The Supreme Court’s denial of Bridgestone’s petition also means that the gulf between federal and state court PAGA jurisprudence will likely continue to widen. State courts are generally unwilling to move PAGA claims to arbitration in light of the Iskanian decision, while at least six federal courts since the Iskanian decision have held that the FAA requires individual arbitration of an employee’s PAGA claims, according to Sonne.
“Sooner or later, the U.S. Supreme Court will have to grant review of the right case to finally pronounce the correct interplay between the Federal Arbitration Act and state public policy,” he said.
Despite the denial in the Bridgestone case, high court review of PAGA may not be far off. The Ninth Circuit is set to hear oral arguments in three cases this week that raise the question of whether PAGA waivers must be enforced under the FAA. The cases are Sakkab v. Luxottica Retail North America, Sierra v. Oakley Sales Corp. and Hopkins v. BCI Coca-Cola Bottling Co.
“The Ninth Circuit will decide the issue, and the Supreme Court is likely waiting to see what the Ninth Circuit does with the issue before weighing in,” said Paul Cane Jr., a Paul Hastings LLP partner who represents employers. “If the Ninth Circuit agrees with the numerous district court cases that have declared Iskanian to be incorrectly decided, then Supreme Court review is a certainty.”
Because PAGA is not subject to a long-standing body of case law, it remains untested in many ways, according to Schreiber. He predicted that employees and employers in PAGA cases are going to continue to battle over limits on discovery, the process for trying PAGA-only cases and the claims that are going to be the most commonly pursued under the PAGA statute.

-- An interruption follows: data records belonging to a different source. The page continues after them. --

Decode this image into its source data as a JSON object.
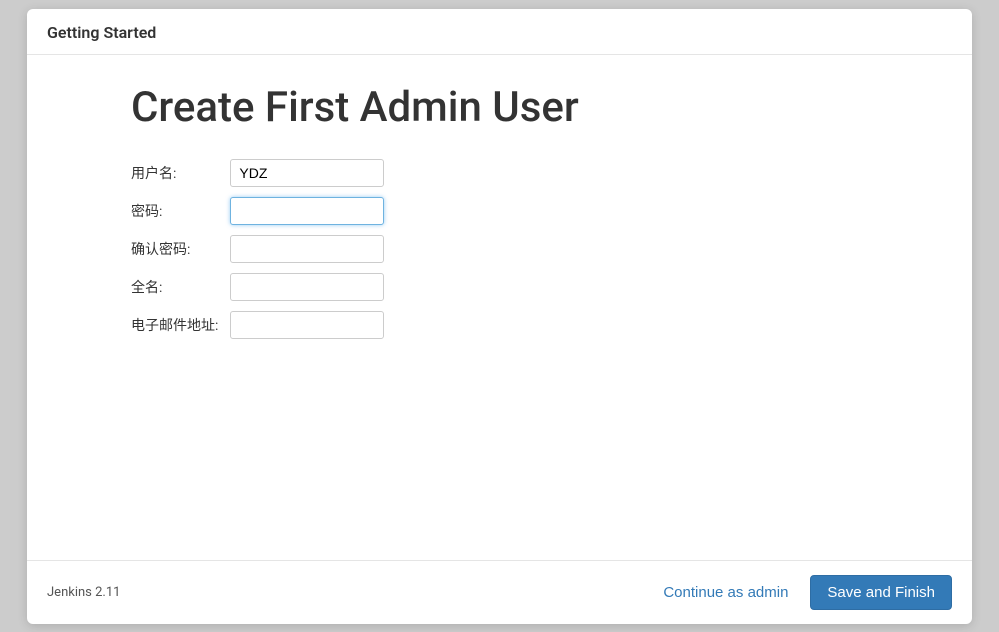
{
  "header": {
    "title": "Getting Started"
  },
  "main": {
    "heading": "Create First Admin User",
    "form": {
      "username": {
        "label": "用户名:",
        "value": "YDZ"
      },
      "password": {
        "label": "密码:",
        "value": ""
      },
      "confirm_password": {
        "label": "确认密码:",
        "value": ""
      },
      "fullname": {
        "label": "全名:",
        "value": ""
      },
      "email": {
        "label": "电子邮件地址:",
        "value": ""
      }
    }
  },
  "footer": {
    "version": "Jenkins 2.11",
    "continue_label": "Continue as admin",
    "save_label": "Save and Finish"
  }
}
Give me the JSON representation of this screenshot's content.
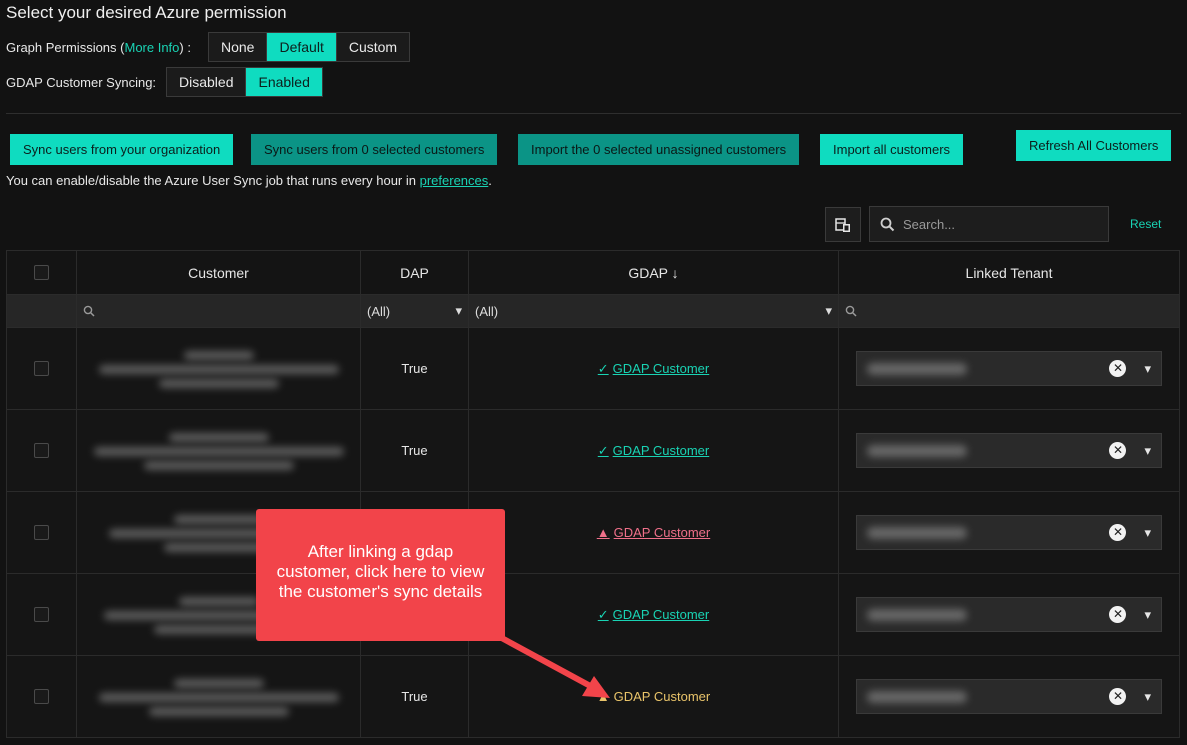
{
  "page": {
    "title": "Select your desired Azure permission"
  },
  "graph": {
    "label": "Graph Permissions (",
    "more_info": "More Info",
    "label_end": ") :",
    "options": [
      "None",
      "Default",
      "Custom"
    ],
    "selected": "Default"
  },
  "gdap_sync": {
    "label": "GDAP Customer Syncing:",
    "options": [
      "Disabled",
      "Enabled"
    ],
    "selected": "Enabled"
  },
  "actions": {
    "sync_org": "Sync users from your organization",
    "sync_selected": "Sync users from 0 selected customers",
    "import_selected": "Import the 0 selected unassigned customers",
    "import_all": "Import all customers",
    "refresh_all": "Refresh All Customers"
  },
  "note": {
    "text": "You can enable/disable the Azure User Sync job that runs every hour in ",
    "link": "preferences",
    "end": "."
  },
  "search": {
    "placeholder": "Search...",
    "reset": "Reset"
  },
  "grid": {
    "columns": [
      "Customer",
      "DAP",
      "GDAP ↓",
      "Linked Tenant"
    ],
    "filters": {
      "dap": "(All)",
      "gdap": "(All)"
    },
    "rows": [
      {
        "dap": "True",
        "gdap": "GDAP Customer",
        "gdap_status": "ok"
      },
      {
        "dap": "True",
        "gdap": "GDAP Customer",
        "gdap_status": "ok"
      },
      {
        "dap": "",
        "gdap": "GDAP Customer",
        "gdap_status": "warning"
      },
      {
        "dap": "",
        "gdap": "GDAP Customer",
        "gdap_status": "ok"
      },
      {
        "dap": "True",
        "gdap": "GDAP Customer",
        "gdap_status": "info"
      }
    ]
  },
  "callout": {
    "lines": [
      "After linking a gdap",
      "customer, click here to view",
      "the customer's sync details"
    ]
  },
  "colors": {
    "accent": "#0fdcc0",
    "warning": "#f0708a",
    "callout": "#f2444a"
  }
}
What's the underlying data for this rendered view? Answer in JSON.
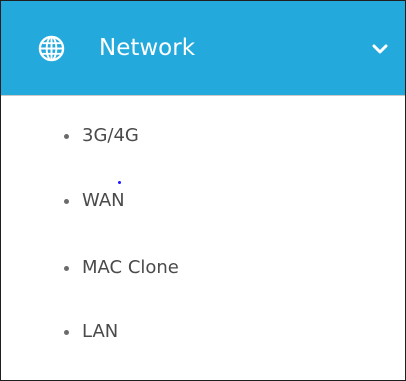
{
  "header": {
    "title": "Network",
    "icon": "globe-icon",
    "toggle_icon": "chevron-down-icon",
    "background_color": "#23a9dc",
    "text_color": "#ffffff"
  },
  "menu": {
    "items": [
      {
        "label": "3G/4G"
      },
      {
        "label": "WAN"
      },
      {
        "label": "MAC Clone"
      },
      {
        "label": "LAN"
      }
    ]
  }
}
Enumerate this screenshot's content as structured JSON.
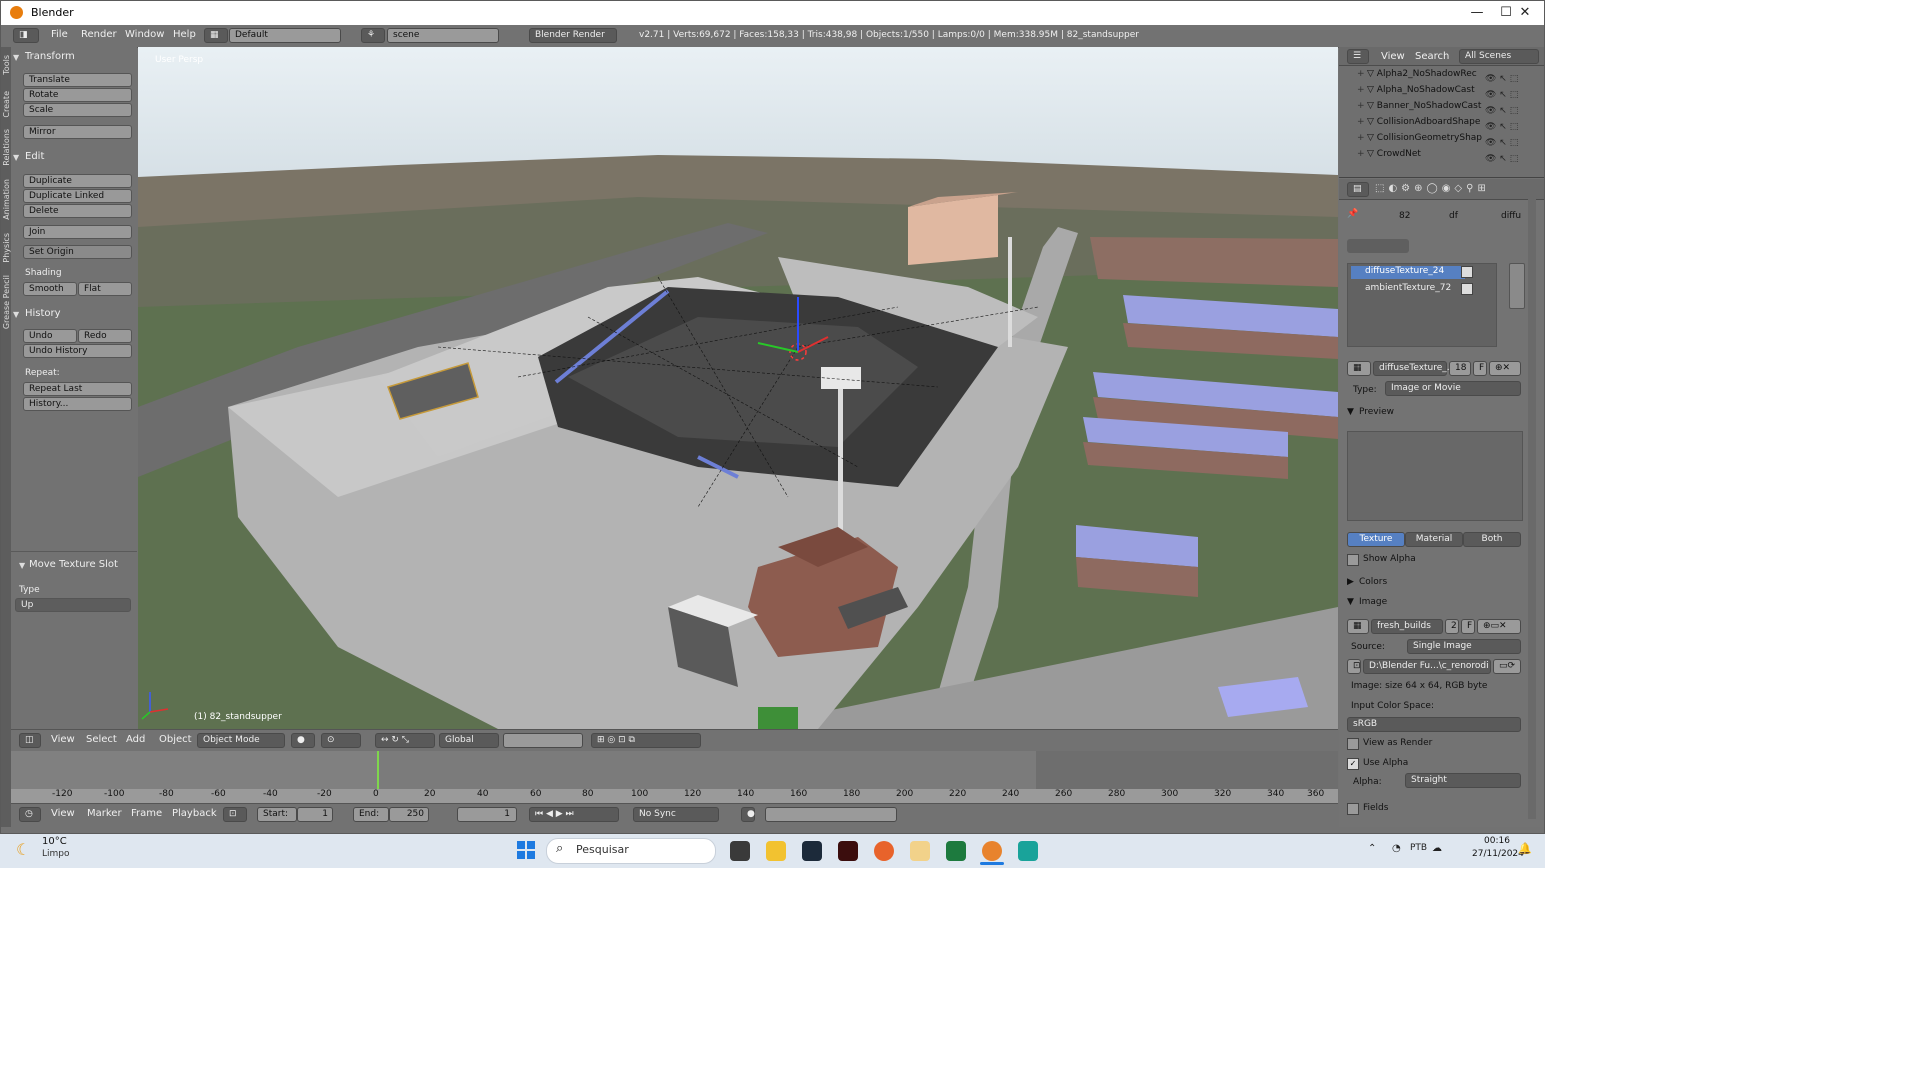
{
  "window": {
    "title": "Blender",
    "minimize": "—",
    "maximize": "☐",
    "close": "✕"
  },
  "menu": {
    "file": "File",
    "render": "Render",
    "window": "Window",
    "help": "Help"
  },
  "layout": {
    "screen": "Default",
    "scene": "scene",
    "engine": "Blender Render"
  },
  "stats": "v2.71 | Verts:69,672 | Faces:158,33 | Tris:438,98 | Objects:1/550 | Lamps:0/0 | Mem:338.95M | 82_standsupper",
  "toolshelf": {
    "tabs": [
      "Tools",
      "Create",
      "Relations",
      "Animation",
      "Physics",
      "Grease Pencil"
    ],
    "transform_header": "Transform",
    "translate": "Translate",
    "rotate": "Rotate",
    "scale": "Scale",
    "mirror": "Mirror",
    "edit_header": "Edit",
    "duplicate": "Duplicate",
    "duplicate_linked": "Duplicate Linked",
    "delete": "Delete",
    "join": "Join",
    "set_origin": "Set Origin",
    "shading_label": "Shading",
    "smooth": "Smooth",
    "flat": "Flat",
    "history_header": "History",
    "undo": "Undo",
    "redo": "Redo",
    "undo_history": "Undo History",
    "repeat_label": "Repeat:",
    "repeat_last": "Repeat Last",
    "history_btn": "History..."
  },
  "operator": {
    "header": "Move Texture Slot",
    "type_label": "Type",
    "type_value": "Up"
  },
  "viewport": {
    "view_label": "User Persp",
    "object_label": "(1) 82_standsupper"
  },
  "viewheader": {
    "view": "View",
    "select": "Select",
    "add": "Add",
    "object": "Object",
    "mode": "Object Mode",
    "orientation": "Global"
  },
  "timeline": {
    "ticks": [
      "-120",
      "-100",
      "-80",
      "-60",
      "-40",
      "-20",
      "0",
      "20",
      "40",
      "60",
      "80",
      "100",
      "120",
      "140",
      "160",
      "180",
      "200",
      "220",
      "240",
      "260",
      "280",
      "300",
      "320",
      "340",
      "360"
    ],
    "menu": {
      "view": "View",
      "marker": "Marker",
      "frame": "Frame",
      "playback": "Playback"
    },
    "start_label": "Start:",
    "start_value": "1",
    "end_label": "End:",
    "end_value": "250",
    "current": "1",
    "sync": "No Sync"
  },
  "outliner": {
    "view": "View",
    "search": "Search",
    "scenes": "All Scenes",
    "items": [
      "Alpha2_NoShadowRec",
      "Alpha_NoShadowCast",
      "Banner_NoShadowCast",
      "CollisionAdboardShape",
      "CollisionGeometryShap",
      "CrowdNet"
    ]
  },
  "props": {
    "crumb1": "82",
    "crumb2": "df",
    "crumb3": "diffu",
    "slots": [
      "diffuseTexture_24",
      "ambientTexture_72"
    ],
    "texname": "diffuseTexture_...",
    "users": "18",
    "f_label": "F",
    "type_label": "Type:",
    "type_value": "Image or Movie",
    "preview_header": "Preview",
    "tab_texture": "Texture",
    "tab_material": "Material",
    "tab_both": "Both",
    "show_alpha": "Show Alpha",
    "colors_header": "Colors",
    "image_header": "Image",
    "image_name": "fresh_builds",
    "image_users": "2",
    "image_f": "F",
    "source_label": "Source:",
    "source_value": "Single Image",
    "path": "D:\\Blender Fu...\\c_renorodi",
    "image_size": "Image: size 64 x 64, RGB byte",
    "color_space_label": "Input Color Space:",
    "color_space": "sRGB",
    "view_as_render": "View as Render",
    "use_alpha": "Use Alpha",
    "alpha_label": "Alpha:",
    "alpha_value": "Straight",
    "fields": "Fields"
  },
  "taskbar": {
    "weather_temp": "10°C",
    "weather_desc": "Limpo",
    "search": "Pesquisar",
    "lang": "PTB",
    "time": "00:16",
    "date": "27/11/2024"
  },
  "colors": {
    "accent_blue": "#5680c2",
    "selection_orange": "#d9ad3b",
    "viewport_sky": "#e4edf3"
  }
}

“There are cases working their way through litigation and trial right now that are going to end up shaping what PAGA looks like,” he said.
Another big question is how employers should draft arbitration agreements in light of uncertainty over whether Iskanian is the last word on FAA preemption, Cane said.
In the meantime, employers should take a fresh look at their arbitration agreements, according to Charles Jung of Nassiri & Jung LLP, which represents both defendants and plaintiffs in complex litigation.
“Employers should make sure that any PAGA waivers are severable from the rest of the agreement in case a court finds them unenforceable,” he said. “One of the risks is if they are not severable, the entire agreement may be determined to be unenforceable.”